The above is a straight out of camera comparison. I tried to take these as quickly as possible, but the light still changed enough to affect my exposure. The settings for both are ISO 100, f/2.8, a shutter speed of 1/1,000s for the R5, and 1/1,250s for the 5D Mark IV. The only setting I changed before export was exposure on the 5D shot to match the slight change in light. Something to note is I didn't match the white balance here and left what each camera metered itself at.
Here is the same comparison zoomed in, but I doubt you'll see much of a difference between the two after compression and resizing. Truth be told, even looking at the raw files, there is very little difference.
Lastly, I raised the shadows to +100 for each photo just to get an idea of the shadow recovery, and from this very nonscientific comparison, it does appear the R5 has cleaner shadows, but it's nothing to write home about.
Overall, the results are what I expected, with very minimal differences in image quality. If you read the section above, though, you know that wasn't my main concern when investing in a new camera.
I wanted to quickly address my thoughts on the switch to mirrorless. By using an adapter for old EF lenses, there are really only two big changes you go through when switching: the viewfinder and a sensor cover when you're changing lenses. Considering in the nearly four years I have been shooting with the 5D, I have never had to clean the sensor for dust, I knew how much the mirror being locked down helps in keeping it clean when switching lenses. Watching numerous videos on past cameras, I was concerned about having to deal with this, but thankfully, on the R5, the shutter closes anytime you turn the camera off, which helps immensely for keeping the sensor clean in lens transitions.
As for the switch to an EVF, I'm still undecided. I have been using a Fujifilm XT-4 for over six months, so it's not an entirely new feature for me, but that camera is shooting video 99% of the time, and I rarely need the EVF. When I went out on my first shoot with the R5, at least twice, I tried to gauge a composition with the camera off by looking through the viewfinder to a black screen.

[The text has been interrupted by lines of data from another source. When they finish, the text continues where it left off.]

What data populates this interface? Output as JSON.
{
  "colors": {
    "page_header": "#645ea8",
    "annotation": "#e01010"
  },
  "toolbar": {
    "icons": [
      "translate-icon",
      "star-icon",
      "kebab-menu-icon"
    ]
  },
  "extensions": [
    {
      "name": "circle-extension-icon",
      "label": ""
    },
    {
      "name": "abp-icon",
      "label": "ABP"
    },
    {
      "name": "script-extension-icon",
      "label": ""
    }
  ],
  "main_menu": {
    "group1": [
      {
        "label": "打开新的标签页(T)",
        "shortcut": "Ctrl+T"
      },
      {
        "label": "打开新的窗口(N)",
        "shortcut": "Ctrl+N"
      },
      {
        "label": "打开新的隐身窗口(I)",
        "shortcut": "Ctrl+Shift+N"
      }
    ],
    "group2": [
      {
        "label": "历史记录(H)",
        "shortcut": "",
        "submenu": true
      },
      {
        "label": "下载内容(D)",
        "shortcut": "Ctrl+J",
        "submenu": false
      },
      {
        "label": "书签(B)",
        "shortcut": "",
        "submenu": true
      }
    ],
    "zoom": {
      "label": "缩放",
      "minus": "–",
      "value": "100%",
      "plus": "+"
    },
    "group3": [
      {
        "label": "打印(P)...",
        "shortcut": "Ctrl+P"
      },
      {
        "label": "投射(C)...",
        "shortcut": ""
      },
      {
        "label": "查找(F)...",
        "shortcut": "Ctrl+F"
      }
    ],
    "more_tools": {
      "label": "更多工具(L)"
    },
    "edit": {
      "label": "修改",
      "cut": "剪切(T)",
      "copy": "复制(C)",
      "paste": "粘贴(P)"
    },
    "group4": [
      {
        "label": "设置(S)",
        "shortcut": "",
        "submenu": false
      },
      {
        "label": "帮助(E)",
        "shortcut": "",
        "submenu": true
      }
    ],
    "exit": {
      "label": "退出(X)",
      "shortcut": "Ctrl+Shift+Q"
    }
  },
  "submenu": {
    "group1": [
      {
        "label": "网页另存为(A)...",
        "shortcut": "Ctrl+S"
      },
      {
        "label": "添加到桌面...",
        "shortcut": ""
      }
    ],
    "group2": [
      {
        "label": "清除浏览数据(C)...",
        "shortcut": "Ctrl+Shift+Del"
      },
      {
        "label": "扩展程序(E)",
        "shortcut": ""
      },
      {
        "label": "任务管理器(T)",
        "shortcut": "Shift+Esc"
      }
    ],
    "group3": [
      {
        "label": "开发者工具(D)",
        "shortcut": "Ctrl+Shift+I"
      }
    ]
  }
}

I think this will just take time to adapt to and is overall not something I'm too concerned about. To reiterate what I've already said, I use the back screen when taking landscape shots most of the time anyway, and my eye is rarely behind the viewfinder. I wouldn't say the same if I were shooting sports or weddings.
Regardless of all of these changes, the hard truth is almost every manufacturer is either already all mirrorless, or that is where their future cameras are headed. There isn't much left up for debate unless you just want to hold out shooting old glass and technology for the next five years.
To me, there are far more important things than stat sheets and big numbers. I realize for many of you out there, some of those stats might matter a considerable amount more. Regardless of how important the specs are to your work, remember to not get lost in it all. For every feature of one brand's camera, there is probably something great about another brand's. At the end of the day, you're going to capture amazing photos because you're a good photographer and not because you have the latest camera in your hands.
The best thing the Canon R5 has done for me so far is getting me to drive up a mountain and get out shooting. Will it change my photography forever? Absolutely not. Will it spoil me with a few new creature comforts to make fieldwork a bit more enjoyable? Yes, and for that, I am grateful. Thanks for reading, and I'd love to know what your thoughts on this topic are in the comments below!